I consider myself very lucky indeed to have known the thrill of discovery and the satisfaction of taking a forgotten relic, usually covered with dirt and often with many missing parts, and return it to its former glory. I never fail to wonder about the sorrows, the happiness and the pleasures that these magnificent instruments have seen. In the years since that long-ago day when the Bijou Orchestra made its debut in my life, I have had many experiences with all kinds of coin-in-the-slot pianos and orchestrions, as well as the collectors who have owned them. I have spent many years studying methods of piano and orchestrion construction, such as the composition of metal alloys used, the details of the woods (some of which are rare today) that the original makers found best, the ways to regulate an instrument so it sings as when new, and so on. In the process I've rebuilt some of the most sophisticated and wonderful orchestrions ever to grace this earth--and I've loved every minute of it.

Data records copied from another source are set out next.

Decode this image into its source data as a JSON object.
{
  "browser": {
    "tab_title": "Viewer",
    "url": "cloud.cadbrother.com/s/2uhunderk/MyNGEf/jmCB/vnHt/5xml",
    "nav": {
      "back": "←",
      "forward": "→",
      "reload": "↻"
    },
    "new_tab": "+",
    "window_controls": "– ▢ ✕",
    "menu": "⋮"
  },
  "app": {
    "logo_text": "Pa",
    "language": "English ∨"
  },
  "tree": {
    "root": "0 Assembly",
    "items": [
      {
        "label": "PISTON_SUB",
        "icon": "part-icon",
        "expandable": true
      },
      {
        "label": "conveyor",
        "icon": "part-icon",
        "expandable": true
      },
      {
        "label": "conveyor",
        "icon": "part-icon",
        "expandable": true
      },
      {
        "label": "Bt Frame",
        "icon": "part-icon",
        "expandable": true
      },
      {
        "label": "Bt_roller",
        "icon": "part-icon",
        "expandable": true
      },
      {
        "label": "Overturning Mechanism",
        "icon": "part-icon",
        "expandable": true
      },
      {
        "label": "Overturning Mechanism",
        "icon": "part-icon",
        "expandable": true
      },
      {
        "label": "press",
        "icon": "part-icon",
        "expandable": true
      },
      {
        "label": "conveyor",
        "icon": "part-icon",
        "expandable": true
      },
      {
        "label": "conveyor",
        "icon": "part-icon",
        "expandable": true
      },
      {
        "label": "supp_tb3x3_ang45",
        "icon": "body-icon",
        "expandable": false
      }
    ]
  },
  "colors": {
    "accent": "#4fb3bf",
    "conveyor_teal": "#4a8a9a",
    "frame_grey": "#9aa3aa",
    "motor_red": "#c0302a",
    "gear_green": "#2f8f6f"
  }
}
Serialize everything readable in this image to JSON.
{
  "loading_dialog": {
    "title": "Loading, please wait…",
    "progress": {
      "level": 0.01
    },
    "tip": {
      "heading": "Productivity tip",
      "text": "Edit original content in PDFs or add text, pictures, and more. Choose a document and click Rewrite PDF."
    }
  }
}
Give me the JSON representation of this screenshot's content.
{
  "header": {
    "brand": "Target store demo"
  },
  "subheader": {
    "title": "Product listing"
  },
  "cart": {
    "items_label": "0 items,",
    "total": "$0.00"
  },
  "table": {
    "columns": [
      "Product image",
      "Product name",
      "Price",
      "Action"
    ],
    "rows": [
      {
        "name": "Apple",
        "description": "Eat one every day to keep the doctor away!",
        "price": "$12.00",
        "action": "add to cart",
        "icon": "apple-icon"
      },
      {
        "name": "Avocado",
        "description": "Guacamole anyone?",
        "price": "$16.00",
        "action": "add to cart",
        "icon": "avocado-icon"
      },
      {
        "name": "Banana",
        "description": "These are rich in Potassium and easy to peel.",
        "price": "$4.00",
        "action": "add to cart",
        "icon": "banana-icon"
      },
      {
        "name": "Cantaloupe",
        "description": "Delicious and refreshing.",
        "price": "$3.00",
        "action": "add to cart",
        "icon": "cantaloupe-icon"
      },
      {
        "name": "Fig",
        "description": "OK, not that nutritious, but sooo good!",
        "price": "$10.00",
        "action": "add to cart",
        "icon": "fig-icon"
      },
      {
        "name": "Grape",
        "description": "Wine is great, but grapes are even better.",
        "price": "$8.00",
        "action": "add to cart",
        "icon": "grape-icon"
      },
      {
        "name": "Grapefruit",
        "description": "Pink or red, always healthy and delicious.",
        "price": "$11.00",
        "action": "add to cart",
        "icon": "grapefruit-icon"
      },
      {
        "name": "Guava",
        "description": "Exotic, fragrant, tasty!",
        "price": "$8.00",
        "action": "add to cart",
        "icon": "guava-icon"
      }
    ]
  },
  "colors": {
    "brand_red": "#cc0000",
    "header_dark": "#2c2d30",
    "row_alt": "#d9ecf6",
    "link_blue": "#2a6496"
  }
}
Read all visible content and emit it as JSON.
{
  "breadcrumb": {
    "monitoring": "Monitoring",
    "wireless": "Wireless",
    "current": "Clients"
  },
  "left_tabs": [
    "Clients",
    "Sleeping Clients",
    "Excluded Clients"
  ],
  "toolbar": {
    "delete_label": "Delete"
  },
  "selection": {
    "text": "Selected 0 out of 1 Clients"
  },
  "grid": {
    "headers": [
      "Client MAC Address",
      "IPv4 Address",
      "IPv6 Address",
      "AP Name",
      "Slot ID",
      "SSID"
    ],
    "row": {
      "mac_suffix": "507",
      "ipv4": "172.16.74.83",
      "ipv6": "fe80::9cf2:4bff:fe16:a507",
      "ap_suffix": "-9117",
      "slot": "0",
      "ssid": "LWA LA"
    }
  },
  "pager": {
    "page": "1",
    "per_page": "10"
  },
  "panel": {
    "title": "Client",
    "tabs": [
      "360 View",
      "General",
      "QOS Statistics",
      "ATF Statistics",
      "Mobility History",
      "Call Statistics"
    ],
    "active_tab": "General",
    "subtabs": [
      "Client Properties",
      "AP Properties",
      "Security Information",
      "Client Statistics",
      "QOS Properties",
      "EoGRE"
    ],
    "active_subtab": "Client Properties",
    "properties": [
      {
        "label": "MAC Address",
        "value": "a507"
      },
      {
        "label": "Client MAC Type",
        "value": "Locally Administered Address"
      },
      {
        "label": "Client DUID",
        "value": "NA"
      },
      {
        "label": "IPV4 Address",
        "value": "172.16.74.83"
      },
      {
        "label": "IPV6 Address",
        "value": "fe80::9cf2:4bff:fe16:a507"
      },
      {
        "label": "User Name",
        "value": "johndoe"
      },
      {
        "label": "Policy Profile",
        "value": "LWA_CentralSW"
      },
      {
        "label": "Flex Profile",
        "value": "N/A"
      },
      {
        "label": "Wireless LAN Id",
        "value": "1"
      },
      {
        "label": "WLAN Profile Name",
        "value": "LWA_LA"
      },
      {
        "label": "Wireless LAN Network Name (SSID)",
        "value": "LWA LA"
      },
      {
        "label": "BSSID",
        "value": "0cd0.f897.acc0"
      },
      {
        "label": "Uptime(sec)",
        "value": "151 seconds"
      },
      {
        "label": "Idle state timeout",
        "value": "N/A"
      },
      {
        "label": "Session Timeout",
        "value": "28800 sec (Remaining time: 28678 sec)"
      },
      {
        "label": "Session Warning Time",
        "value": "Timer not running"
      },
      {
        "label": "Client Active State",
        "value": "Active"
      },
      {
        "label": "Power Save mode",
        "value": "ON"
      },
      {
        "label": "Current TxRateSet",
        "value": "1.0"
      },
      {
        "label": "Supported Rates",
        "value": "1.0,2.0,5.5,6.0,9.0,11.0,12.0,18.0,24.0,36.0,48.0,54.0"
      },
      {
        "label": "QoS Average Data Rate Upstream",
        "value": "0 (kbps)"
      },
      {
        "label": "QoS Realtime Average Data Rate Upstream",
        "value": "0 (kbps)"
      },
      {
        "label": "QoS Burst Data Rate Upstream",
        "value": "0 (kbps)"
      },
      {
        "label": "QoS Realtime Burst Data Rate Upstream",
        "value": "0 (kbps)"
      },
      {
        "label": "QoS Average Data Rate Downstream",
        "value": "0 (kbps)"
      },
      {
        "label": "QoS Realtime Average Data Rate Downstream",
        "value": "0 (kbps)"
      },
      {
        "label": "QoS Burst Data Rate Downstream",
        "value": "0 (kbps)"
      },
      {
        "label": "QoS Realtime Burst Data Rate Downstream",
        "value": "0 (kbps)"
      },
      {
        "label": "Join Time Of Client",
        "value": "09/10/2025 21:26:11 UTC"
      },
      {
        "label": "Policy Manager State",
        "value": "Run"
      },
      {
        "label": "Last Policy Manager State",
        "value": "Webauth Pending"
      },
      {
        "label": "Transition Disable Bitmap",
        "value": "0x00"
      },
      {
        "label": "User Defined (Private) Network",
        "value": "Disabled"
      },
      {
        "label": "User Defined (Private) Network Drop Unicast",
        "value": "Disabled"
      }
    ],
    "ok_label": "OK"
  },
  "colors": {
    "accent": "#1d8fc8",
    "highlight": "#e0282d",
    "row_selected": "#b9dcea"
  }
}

I have been asked countless times why orchestrions have such a fascination. Why would anyone want to collect them? If you had asked me this in 1955, when I first acquired the Bijou Orchestra, I would have said something like, "I enjoy the music." While this may be a good answer, it doesn't reflect the deeper reasons. As I've mellowed over the years (I am now a "ripe" 35 years old) [circa 1973, when this article was originally written] I have learned that life is more than just being on this earth or existing from day to day. Life is in the living and enjoying of every day and every hour. It means looking deeper than a dusty surface and seeing something--a vision perhaps--that not everyone else sees. Life is recognizing hidden beauty, clearing away the dust and letting the joy of life express. In the case of an orchestrion, it means bringing it to the place where it can sing from its heart once again. That is why I collected orchestrions. They were not just wood and metal mechanical contraptions. They are wondrous hand-crafted automatic musical instruments, although perhaps the glories may be well hidden behind many years of neglect. Still, they have their own personalities, a marvelous past to learn from and the capacity to bring happiness to all who hear them perform.
Terry Hathaway, Q. David Bowers
Q. David Bowers and Jean Hathaway.
Mekanisk Musik Museum Review #4 Catalogue, circa 1974.